§ **Requirement**: The data must be reproduced verbatim; images are to be omitted.

(Data about app and page elements)
Content starts
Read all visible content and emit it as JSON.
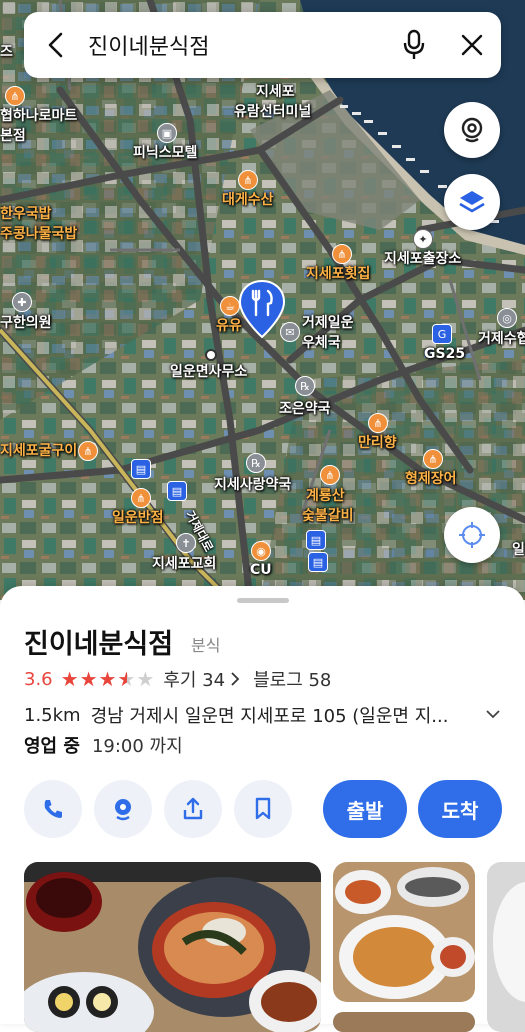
{
  "search": {
    "query": "진이네분식점"
  },
  "map": {
    "labels": {
      "top_left_partial": "즈",
      "jisepo_center": "지세포",
      "jisepo_center2": "유람선터미널",
      "sajeol": "협하나로마트",
      "sajeol2": "본점",
      "phoenix_motel": "피닉스모텔",
      "daege_susan": "대게수산",
      "hanu_gukbap": "한우국밥",
      "kongnamul": "주콩나물국밥",
      "jisepo_hoetjip": "지세포횟집",
      "jisepo_police": "지세포출장소",
      "hanuiwon": "구한의원",
      "yuyu": "유유",
      "post_office": "거제일운",
      "post_office2": "우체국",
      "gs25": "GS25",
      "geoje_partial": "거제수협",
      "ilun_office": "일운면사무소",
      "joeun_pharmacy": "조은약국",
      "manrihyang": "만리향",
      "gulgui": "지세포굴구이",
      "hyeongje": "형제장어",
      "sarang_pharmacy": "지세사랑약국",
      "ilun_banjeom": "일운반점",
      "gyeryongsan": "계룡산",
      "galbi": "숯불갈비",
      "road_name": "거제대로",
      "church": "지세포교회",
      "cu": "CU",
      "right_edge": "일"
    }
  },
  "place": {
    "name": "진이네분식점",
    "category": "분식",
    "rating": "3.6",
    "reviews": "후기 34",
    "blog": "블로그 58",
    "distance": "1.5km",
    "address": "경남 거제시 일운면 지세포로 105 (일운면 지...",
    "status": "영업 중",
    "hours": "19:00 까지"
  },
  "actions": {
    "depart": "출발",
    "arrive": "도착"
  },
  "colors": {
    "primary": "#2f6ee8",
    "rating_red": "#e8453c",
    "marker": "#2b62e3"
  }
}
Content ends
§ **Written response**:
Read all visible content and emit it as JSON.
{
  "search": {
    "query": "진이네분식점"
  },
  "map": {
    "labels": {
      "top_left_partial": "즈",
      "jisepo_center": "지세포",
      "jisepo_center2": "유람선터미널",
      "sajeol": "협하나로마트",
      "sajeol2": "본점",
      "phoenix_motel": "피닉스모텔",
      "daege_susan": "대게수산",
      "hanu_gukbap": "한우국밥",
      "kongnamul": "주콩나물국밥",
      "jisepo_hoetjip": "지세포횟집",
      "jisepo_police": "지세포출장소",
      "hanuiwon": "구한의원",
      "yuyu": "유유",
      "post_office": "거제일운",
      "post_office2": "우체국",
      "gs25": "GS25",
      "geoje_partial": "거제수협",
      "ilun_office": "일운면사무소",
      "joeun_pharmacy": "조은약국",
      "manrihyang": "만리향",
      "gulgui": "지세포굴구이",
      "hyeongje": "형제장어",
      "sarang_pharmacy": "지세사랑약국",
      "ilun_banjeom": "일운반점",
      "gyeryongsan": "계룡산",
      "galbi": "숯불갈비",
      "road_name": "거제대로",
      "church": "지세포교회",
      "cu": "CU",
      "right_edge": "일"
    }
  },
  "place": {
    "name": "진이네분식점",
    "category": "분식",
    "rating": "3.6",
    "reviews": "후기 34",
    "blog": "블로그 58",
    "distance": "1.5km",
    "address": "경남 거제시 일운면 지세포로 105 (일운면 지...",
    "status": "영업 중",
    "hours": "19:00 까지"
  },
  "actions": {
    "depart": "출발",
    "arrive": "도착"
  },
  "colors": {
    "primary": "#2f6ee8",
    "rating_red": "#e8453c",
    "marker": "#2b62e3"
  }
}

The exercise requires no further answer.